Being the Queen of England comes with plenty of perks — and according to a new bit of royal gossip, that includes an underground tunnel leading from one of Elizabeth II's palaces to one of London's swankiest cocktail bars.
In a recent tweet, Richard Eden — the royals editor for British paper the Daily Mail — wrote about a conversation he had with Princess Eugenie's husband Jack Brooksbank, who also works as a brand ambassador for Casamigos. "The tequila salesman has claimed there's a tunnel beneath the streets of London which means the royals can discreetly slip to a cocktail bar from a palace. 'There is one to Dukes Bar from St. James's Palace,' he tells me," Eden writes. "'I haven't used it yet, but I'd love to check it out.' The bar is in the five-star Dukes Hotel and serves a £17 martini."
Now, some important qualifiers: Though once home to Kings and Queens, St. James's Palace hasn't been the official royal residence since Queen Victoria moved to Buckingham Palace in the 19th century. These days, St. James's Palace is instead used as offices and for ceremonial events — meaning the tunnel is more likely to be used by some royal bureaucrat than the Queen herself. Additionally, the palace was built in the 16th century, and what is now the Dukes London is only a block away, so it's not like the Queen specifically commissioned a long underground passageway to her favorite watering hole.

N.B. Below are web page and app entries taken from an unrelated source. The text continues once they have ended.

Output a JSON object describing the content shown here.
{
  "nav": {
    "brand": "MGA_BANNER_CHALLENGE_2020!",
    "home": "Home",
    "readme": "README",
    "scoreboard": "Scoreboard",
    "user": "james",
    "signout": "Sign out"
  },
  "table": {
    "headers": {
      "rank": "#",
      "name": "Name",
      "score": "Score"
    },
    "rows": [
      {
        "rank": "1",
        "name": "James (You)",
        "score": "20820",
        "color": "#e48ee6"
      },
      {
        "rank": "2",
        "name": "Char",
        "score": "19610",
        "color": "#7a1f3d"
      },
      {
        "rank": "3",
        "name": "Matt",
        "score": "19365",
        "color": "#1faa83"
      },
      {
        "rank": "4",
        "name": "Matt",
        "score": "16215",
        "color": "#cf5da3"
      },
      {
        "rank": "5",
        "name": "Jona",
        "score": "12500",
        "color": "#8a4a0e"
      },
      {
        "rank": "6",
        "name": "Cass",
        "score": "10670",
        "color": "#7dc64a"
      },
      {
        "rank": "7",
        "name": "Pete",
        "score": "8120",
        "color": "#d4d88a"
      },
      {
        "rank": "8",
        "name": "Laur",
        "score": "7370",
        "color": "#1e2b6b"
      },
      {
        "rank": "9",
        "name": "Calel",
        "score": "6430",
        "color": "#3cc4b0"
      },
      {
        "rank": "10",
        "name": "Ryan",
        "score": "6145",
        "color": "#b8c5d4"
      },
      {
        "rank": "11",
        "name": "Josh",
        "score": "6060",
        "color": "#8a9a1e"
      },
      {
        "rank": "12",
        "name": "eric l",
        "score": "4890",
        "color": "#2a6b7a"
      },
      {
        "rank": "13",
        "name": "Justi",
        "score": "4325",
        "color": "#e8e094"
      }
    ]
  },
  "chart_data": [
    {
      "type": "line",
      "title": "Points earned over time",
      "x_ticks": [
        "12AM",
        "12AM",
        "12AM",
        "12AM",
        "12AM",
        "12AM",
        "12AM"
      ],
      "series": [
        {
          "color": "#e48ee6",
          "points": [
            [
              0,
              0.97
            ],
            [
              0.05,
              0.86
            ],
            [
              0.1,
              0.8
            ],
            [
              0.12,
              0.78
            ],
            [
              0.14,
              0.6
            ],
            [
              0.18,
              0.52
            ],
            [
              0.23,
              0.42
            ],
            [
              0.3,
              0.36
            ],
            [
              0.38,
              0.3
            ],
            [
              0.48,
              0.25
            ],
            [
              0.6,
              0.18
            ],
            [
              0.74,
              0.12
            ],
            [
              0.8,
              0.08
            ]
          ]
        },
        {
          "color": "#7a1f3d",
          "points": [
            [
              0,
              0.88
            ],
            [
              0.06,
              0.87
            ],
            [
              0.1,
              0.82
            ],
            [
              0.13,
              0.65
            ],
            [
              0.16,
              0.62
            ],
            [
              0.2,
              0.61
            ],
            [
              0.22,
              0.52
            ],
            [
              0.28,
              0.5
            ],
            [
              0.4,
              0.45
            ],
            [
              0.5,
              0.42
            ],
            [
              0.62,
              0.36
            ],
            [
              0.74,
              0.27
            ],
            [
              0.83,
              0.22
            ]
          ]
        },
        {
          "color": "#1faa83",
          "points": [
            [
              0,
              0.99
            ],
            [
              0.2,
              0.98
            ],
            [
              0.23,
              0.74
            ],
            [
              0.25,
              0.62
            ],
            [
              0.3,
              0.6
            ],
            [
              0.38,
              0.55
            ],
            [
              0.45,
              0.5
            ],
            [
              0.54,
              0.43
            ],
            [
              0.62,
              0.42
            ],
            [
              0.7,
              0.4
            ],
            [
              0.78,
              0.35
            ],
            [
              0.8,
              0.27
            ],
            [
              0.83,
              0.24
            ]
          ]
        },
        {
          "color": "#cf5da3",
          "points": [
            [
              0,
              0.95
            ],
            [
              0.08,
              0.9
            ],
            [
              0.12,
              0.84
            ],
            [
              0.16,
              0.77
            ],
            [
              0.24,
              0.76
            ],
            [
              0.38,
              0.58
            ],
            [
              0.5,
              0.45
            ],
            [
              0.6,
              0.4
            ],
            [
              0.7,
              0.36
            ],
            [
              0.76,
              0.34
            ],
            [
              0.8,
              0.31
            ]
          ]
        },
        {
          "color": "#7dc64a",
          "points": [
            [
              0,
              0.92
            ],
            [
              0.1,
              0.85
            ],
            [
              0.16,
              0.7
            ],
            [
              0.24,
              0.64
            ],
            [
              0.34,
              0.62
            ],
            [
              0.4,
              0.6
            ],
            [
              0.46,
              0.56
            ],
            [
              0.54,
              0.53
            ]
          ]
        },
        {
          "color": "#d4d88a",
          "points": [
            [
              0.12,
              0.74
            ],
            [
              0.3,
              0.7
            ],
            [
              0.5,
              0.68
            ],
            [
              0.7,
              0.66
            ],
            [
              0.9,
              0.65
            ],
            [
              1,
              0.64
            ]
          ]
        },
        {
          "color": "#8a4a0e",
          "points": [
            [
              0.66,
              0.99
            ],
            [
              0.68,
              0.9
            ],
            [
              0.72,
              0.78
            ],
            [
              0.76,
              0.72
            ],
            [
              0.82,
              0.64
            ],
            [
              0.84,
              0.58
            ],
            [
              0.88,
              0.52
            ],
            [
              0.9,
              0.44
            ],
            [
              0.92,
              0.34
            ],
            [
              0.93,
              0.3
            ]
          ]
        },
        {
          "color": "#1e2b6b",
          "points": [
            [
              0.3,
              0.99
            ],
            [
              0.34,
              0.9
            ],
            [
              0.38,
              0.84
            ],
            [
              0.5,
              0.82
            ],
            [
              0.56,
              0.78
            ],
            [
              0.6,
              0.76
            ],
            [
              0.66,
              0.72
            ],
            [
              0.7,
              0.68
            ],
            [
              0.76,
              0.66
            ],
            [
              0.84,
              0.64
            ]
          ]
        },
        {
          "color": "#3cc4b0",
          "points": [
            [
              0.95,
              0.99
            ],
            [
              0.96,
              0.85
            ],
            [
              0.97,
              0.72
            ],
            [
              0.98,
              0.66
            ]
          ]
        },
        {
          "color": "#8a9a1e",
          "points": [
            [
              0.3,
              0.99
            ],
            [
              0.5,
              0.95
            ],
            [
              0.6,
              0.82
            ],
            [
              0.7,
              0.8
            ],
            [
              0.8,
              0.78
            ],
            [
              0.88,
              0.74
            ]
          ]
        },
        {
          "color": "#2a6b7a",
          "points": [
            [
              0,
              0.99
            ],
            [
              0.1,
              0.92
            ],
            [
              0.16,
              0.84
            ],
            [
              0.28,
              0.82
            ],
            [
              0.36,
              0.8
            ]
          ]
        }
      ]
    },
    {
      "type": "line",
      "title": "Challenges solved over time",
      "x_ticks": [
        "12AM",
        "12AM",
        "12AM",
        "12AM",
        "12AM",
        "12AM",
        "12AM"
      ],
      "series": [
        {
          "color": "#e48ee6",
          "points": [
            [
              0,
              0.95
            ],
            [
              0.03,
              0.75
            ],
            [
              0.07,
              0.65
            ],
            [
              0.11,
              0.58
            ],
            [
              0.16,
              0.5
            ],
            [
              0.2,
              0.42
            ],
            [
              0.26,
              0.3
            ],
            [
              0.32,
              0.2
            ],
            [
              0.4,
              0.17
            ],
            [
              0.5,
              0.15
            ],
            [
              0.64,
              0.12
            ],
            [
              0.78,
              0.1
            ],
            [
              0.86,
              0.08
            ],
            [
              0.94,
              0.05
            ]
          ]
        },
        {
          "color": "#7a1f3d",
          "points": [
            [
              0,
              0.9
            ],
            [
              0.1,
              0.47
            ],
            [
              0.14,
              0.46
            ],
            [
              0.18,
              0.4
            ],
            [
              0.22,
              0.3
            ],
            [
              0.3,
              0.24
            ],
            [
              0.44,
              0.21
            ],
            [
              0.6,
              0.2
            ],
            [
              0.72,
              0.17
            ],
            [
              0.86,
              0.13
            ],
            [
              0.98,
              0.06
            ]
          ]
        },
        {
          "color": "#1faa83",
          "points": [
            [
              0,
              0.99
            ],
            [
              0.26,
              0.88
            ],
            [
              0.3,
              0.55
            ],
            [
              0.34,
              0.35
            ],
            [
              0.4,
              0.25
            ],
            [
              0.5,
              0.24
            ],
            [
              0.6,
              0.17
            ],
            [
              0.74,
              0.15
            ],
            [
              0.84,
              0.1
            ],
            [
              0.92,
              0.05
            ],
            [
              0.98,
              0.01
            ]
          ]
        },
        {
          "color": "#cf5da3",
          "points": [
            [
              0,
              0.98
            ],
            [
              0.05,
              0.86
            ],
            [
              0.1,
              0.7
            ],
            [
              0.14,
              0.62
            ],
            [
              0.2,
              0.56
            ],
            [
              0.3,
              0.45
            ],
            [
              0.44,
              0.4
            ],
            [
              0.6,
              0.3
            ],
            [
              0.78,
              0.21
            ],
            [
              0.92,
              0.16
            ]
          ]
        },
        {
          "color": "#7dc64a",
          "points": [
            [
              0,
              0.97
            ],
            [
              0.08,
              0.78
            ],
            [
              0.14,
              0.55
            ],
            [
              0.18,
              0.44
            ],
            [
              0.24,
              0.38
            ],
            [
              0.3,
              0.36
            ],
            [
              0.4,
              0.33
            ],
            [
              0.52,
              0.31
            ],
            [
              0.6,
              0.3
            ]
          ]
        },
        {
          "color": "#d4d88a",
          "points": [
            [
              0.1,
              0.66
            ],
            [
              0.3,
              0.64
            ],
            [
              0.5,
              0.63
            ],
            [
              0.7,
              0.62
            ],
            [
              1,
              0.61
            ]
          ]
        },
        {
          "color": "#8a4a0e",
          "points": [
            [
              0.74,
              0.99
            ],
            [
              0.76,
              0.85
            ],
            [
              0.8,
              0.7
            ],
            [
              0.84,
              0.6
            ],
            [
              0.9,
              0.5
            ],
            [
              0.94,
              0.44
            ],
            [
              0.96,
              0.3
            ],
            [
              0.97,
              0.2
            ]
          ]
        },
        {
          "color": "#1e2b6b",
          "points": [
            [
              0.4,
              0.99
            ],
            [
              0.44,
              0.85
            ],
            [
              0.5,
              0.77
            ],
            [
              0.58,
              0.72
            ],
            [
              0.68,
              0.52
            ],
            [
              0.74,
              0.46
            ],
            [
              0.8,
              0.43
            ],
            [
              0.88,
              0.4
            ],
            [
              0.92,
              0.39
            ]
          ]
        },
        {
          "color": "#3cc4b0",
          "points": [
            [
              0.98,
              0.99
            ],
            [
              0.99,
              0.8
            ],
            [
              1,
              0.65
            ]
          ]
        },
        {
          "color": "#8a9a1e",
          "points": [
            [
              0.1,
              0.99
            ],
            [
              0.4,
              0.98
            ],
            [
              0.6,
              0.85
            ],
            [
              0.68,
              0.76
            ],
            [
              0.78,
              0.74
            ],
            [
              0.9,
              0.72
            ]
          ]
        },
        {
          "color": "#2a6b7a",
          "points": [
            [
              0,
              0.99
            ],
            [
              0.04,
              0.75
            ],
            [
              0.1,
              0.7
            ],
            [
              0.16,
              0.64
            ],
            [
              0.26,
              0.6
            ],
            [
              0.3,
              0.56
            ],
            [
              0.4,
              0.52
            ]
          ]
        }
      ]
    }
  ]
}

Still, the idea that you could be sipping a £17 martini in one of the fancier bars in London and have an entire royal crew enter into the building through a secret tunnel is a shareable story even if it's rarely used — because one of the biggest perks of being Queen isn't what you actually do, but what you could do if you really wanted to.
Meanwhile, the Queen's favorite drink is said to be a gin and Dubonnet. After hearing about this tunnel, I can only assume that the manager at Dukes Bar will have one ready to go from now on… you know… just in case.
This story originally appeared on FoodandWine.com.